    @ 1080p, 23" = 96 ppi OK
    @ 1080p, 24" = 92 ppi OK
    @ 1080p, 27" = 83 ppi NG

    @ 1440p, 27" = 109 ppi OK
    @ 1440p, 30" = 98 ppi OK
    @ 1440p, 33" = 89 ppi NG

    Unfortunately, if you want to drive 144Hz monitor at speeds that make it a sensible purchase, unless Vega turns out to deliver more than we've seen so far, you are left w/ only 1 GFX card vendor. AMD still doesn't have a horse in the race in this niche. In addition, Freesync has no Motion Blur Reduction. With reference to the G-Sync tax reference above, that tax covers the cost of the hardware module which provides ULMB that is not found in Freesync monitors. Now some monitor manufacturerss do offer their own MBR hardware modules which provide motion blur reduction technology but to call that a Freesync tax is simply wrong just as it is with nVidia cause the increase is primarily associated with the hardware module, not the sync technology in both cases.

    Would like to have learned more about the Tobii Eye-Tracking technology and how it compares in from and function to long established options like Track IR Pro ($170 w? headset attachment)

    $799 on amazon
    -$155 TrackIR pro
    -$150 MBR Reduction (ULMB) Hardware Module
    -$25 G-Sync
    -$125 AMVA Panel


    1440p IPS 144 Hz AU Optronics panels still provide the best image experience while gaming and still cost $700 so at $799 this isn't a big jump for those attracted by the curved screen. Later this month, the 4k option will finally become a alternative which provides an better gaming / image experience than is currently available when Asus and Acer drop their new HDR 144 Hz 4k screens. But I think it will take a year (possibly more) for the price to drop and and at this point in time, you need twin 1080 Tis to suitably drive them.
  • JakeWearingKhakis
    VIOTEK GN27C Is the monitor you need folks iif you're going to go the 1080p route. $250 for 144 hz curved VA freesync 1080p 27"

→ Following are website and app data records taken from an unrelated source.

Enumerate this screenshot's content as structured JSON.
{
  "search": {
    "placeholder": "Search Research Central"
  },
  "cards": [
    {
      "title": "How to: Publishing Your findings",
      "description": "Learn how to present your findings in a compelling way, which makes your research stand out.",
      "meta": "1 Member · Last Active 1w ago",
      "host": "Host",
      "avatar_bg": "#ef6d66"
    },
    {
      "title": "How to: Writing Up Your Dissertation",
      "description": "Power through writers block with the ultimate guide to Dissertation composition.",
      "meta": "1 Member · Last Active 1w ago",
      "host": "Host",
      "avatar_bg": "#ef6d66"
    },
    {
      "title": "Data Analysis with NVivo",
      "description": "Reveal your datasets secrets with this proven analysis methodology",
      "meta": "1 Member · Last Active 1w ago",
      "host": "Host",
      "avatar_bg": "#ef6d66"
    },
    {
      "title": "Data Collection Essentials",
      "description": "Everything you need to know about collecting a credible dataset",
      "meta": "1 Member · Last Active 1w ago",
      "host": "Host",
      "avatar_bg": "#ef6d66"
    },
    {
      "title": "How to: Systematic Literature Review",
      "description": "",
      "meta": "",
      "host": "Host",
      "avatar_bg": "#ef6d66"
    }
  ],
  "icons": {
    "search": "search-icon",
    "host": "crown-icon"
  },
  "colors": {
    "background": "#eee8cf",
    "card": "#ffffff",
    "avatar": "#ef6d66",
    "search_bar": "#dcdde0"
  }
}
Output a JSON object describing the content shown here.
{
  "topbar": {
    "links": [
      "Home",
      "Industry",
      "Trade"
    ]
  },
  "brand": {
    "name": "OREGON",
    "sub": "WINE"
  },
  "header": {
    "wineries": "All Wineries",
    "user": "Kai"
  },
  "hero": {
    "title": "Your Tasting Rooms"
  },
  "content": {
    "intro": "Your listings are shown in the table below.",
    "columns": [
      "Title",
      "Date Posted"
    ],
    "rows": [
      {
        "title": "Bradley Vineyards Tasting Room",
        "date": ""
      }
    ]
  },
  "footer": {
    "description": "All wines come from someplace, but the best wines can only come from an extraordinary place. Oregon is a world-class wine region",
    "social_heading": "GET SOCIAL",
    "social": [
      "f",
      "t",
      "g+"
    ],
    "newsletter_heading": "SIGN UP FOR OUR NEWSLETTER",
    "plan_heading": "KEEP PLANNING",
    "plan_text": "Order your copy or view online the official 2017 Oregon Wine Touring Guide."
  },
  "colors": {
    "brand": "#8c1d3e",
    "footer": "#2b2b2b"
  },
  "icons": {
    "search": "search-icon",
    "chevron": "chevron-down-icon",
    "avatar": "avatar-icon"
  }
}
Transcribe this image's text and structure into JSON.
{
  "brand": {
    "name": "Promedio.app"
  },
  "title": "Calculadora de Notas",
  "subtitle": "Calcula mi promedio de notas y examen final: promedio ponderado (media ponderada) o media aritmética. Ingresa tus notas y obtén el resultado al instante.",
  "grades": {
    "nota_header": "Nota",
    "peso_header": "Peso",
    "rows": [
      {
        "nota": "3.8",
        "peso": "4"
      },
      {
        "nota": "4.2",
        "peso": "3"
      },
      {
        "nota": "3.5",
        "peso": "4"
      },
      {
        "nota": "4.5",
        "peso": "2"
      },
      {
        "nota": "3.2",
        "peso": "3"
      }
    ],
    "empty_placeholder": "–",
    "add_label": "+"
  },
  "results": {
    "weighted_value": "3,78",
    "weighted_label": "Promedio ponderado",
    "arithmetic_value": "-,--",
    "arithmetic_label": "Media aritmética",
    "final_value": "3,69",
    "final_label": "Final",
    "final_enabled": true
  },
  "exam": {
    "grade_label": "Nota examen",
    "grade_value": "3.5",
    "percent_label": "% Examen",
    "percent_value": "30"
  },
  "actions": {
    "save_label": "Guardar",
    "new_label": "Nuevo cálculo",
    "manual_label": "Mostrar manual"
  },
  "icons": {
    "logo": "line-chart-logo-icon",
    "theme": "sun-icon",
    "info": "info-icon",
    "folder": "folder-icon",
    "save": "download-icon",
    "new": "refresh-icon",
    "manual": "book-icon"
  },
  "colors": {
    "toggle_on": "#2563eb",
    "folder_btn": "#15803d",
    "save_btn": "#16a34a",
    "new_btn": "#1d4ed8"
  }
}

    And it has the Metal base that looks like a predator.